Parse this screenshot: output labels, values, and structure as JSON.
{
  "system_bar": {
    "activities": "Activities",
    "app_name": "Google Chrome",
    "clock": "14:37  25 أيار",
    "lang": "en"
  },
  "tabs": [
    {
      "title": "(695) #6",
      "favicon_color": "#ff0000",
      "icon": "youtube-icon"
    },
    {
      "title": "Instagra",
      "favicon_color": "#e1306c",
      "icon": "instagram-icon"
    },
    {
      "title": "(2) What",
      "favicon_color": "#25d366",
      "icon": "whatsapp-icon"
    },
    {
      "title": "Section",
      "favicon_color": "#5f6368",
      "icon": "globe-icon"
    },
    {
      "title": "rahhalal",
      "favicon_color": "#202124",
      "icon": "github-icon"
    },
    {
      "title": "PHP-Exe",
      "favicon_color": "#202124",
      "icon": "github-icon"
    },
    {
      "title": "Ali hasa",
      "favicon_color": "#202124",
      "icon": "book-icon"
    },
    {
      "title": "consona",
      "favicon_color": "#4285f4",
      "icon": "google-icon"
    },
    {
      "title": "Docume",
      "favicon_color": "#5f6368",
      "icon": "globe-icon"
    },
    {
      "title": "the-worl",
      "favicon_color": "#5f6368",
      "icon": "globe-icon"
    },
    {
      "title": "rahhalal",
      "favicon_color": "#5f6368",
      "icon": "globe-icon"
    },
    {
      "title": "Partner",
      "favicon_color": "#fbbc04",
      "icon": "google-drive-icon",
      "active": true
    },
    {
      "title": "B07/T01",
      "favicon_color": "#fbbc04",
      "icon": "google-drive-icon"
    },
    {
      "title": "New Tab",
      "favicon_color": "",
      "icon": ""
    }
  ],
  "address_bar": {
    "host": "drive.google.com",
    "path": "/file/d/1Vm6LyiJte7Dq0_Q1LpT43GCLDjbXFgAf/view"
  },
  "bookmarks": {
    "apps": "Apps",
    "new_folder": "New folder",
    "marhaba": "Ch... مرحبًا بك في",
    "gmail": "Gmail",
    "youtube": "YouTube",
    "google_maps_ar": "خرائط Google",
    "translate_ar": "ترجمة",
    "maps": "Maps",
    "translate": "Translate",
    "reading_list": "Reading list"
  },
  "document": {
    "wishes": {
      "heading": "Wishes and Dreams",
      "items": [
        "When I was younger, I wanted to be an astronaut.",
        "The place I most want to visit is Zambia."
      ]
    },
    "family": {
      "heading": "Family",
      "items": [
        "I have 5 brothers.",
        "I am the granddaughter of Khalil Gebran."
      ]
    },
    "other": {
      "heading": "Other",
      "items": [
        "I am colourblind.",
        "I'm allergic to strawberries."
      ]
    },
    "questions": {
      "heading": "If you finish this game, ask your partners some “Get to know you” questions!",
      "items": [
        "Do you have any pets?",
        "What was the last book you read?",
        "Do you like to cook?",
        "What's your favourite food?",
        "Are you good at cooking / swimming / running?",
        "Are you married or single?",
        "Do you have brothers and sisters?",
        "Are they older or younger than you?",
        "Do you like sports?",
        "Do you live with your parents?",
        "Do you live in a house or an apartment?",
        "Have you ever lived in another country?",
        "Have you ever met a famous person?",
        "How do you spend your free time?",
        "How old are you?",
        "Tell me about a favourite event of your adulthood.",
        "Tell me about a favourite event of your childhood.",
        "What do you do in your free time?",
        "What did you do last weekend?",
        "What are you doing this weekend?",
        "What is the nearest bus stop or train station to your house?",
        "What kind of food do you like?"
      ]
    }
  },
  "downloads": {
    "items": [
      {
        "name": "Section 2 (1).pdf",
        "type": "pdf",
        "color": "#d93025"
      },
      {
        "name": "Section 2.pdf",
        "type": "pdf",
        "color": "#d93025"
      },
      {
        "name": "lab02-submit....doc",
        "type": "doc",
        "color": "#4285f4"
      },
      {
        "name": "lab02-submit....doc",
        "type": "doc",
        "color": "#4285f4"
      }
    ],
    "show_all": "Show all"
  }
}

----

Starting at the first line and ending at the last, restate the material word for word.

Parse this screenshot: output labels, values, and structure as JSON.
{
  "system_bar": {
    "activities": "Activities",
    "app_name": "Google Chrome",
    "clock": "14:37  25 أيار",
    "lang": "en"
  },
  "tabs": [
    {
      "title": "(695) #6",
      "favicon_color": "#ff0000",
      "icon": "youtube-icon"
    },
    {
      "title": "Instagra",
      "favicon_color": "#e1306c",
      "icon": "instagram-icon"
    },
    {
      "title": "(2) What",
      "favicon_color": "#25d366",
      "icon": "whatsapp-icon"
    },
    {
      "title": "Section",
      "favicon_color": "#5f6368",
      "icon": "globe-icon"
    },
    {
      "title": "rahhalal",
      "favicon_color": "#202124",
      "icon": "github-icon"
    },
    {
      "title": "PHP-Exe",
      "favicon_color": "#202124",
      "icon": "github-icon"
    },
    {
      "title": "Ali hasa",
      "favicon_color": "#202124",
      "icon": "book-icon"
    },
    {
      "title": "consona",
      "favicon_color": "#4285f4",
      "icon": "google-icon"
    },
    {
      "title": "Docume",
      "favicon_color": "#5f6368",
      "icon": "globe-icon"
    },
    {
      "title": "the-worl",
      "favicon_color": "#5f6368",
      "icon": "globe-icon"
    },
    {
      "title": "rahhalal",
      "favicon_color": "#5f6368",
      "icon": "globe-icon"
    },
    {
      "title": "Partner",
      "favicon_color": "#fbbc04",
      "icon": "google-drive-icon",
      "active": true
    },
    {
      "title": "B07/T01",
      "favicon_color": "#fbbc04",
      "icon": "google-drive-icon"
    },
    {
      "title": "New Tab",
      "favicon_color": "",
      "icon": ""
    }
  ],
  "address_bar": {
    "host": "drive.google.com",
    "path": "/file/d/1Vm6LyiJte7Dq0_Q1LpT43GCLDjbXFgAf/view"
  },
  "bookmarks": {
    "apps": "Apps",
    "new_folder": "New folder",
    "marhaba": "Ch... مرحبًا بك في",
    "gmail": "Gmail",
    "youtube": "YouTube",
    "google_maps_ar": "خرائط Google",
    "translate_ar": "ترجمة",
    "maps": "Maps",
    "translate": "Translate",
    "reading_list": "Reading list"
  },
  "document": {
    "wishes": {
      "heading": "Wishes and Dreams",
      "items": [
        "When I was younger, I wanted to be an astronaut.",
        "The place I most want to visit is Zambia."
      ]
    },
    "family": {
      "heading": "Family",
      "items": [
        "I have 5 brothers.",
        "I am the granddaughter of Khalil Gebran."
      ]
    },
    "other": {
      "heading": "Other",
      "items": [
        "I am colourblind.",
        "I'm allergic to strawberries."
      ]
    },
    "questions": {
      "heading": "If you finish this game, ask your partners some “Get to know you” questions!",
      "items": [
        "Do you have any pets?",
        "What was the last book you read?",
        "Do you like to cook?",
        "What's your favourite food?",
        "Are you good at cooking / swimming / running?",
        "Are you married or single?",
        "Do you have brothers and sisters?",
        "Are they older or younger than you?",
        "Do you like sports?",
        "Do you live with your parents?",
        "Do you live in a house or an apartment?",
        "Have you ever lived in another country?",
        "Have you ever met a famous person?",
        "How do you spend your free time?",
        "How old are you?",
        "Tell me about a favourite event of your adulthood.",
        "Tell me about a favourite event of your childhood.",
        "What do you do in your free time?",
        "What did you do last weekend?",
        "What are you doing this weekend?",
        "What is the nearest bus stop or train station to your house?",
        "What kind of food do you like?"
      ]
    }
  },
  "downloads": {
    "items": [
      {
        "name": "Section 2 (1).pdf",
        "type": "pdf",
        "color": "#d93025"
      },
      {
        "name": "Section 2.pdf",
        "type": "pdf",
        "color": "#d93025"
      },
      {
        "name": "lab02-submit....doc",
        "type": "doc",
        "color": "#4285f4"
      },
      {
        "name": "lab02-submit....doc",
        "type": "doc",
        "color": "#4285f4"
      }
    ],
    "show_all": "Show all"
  }
}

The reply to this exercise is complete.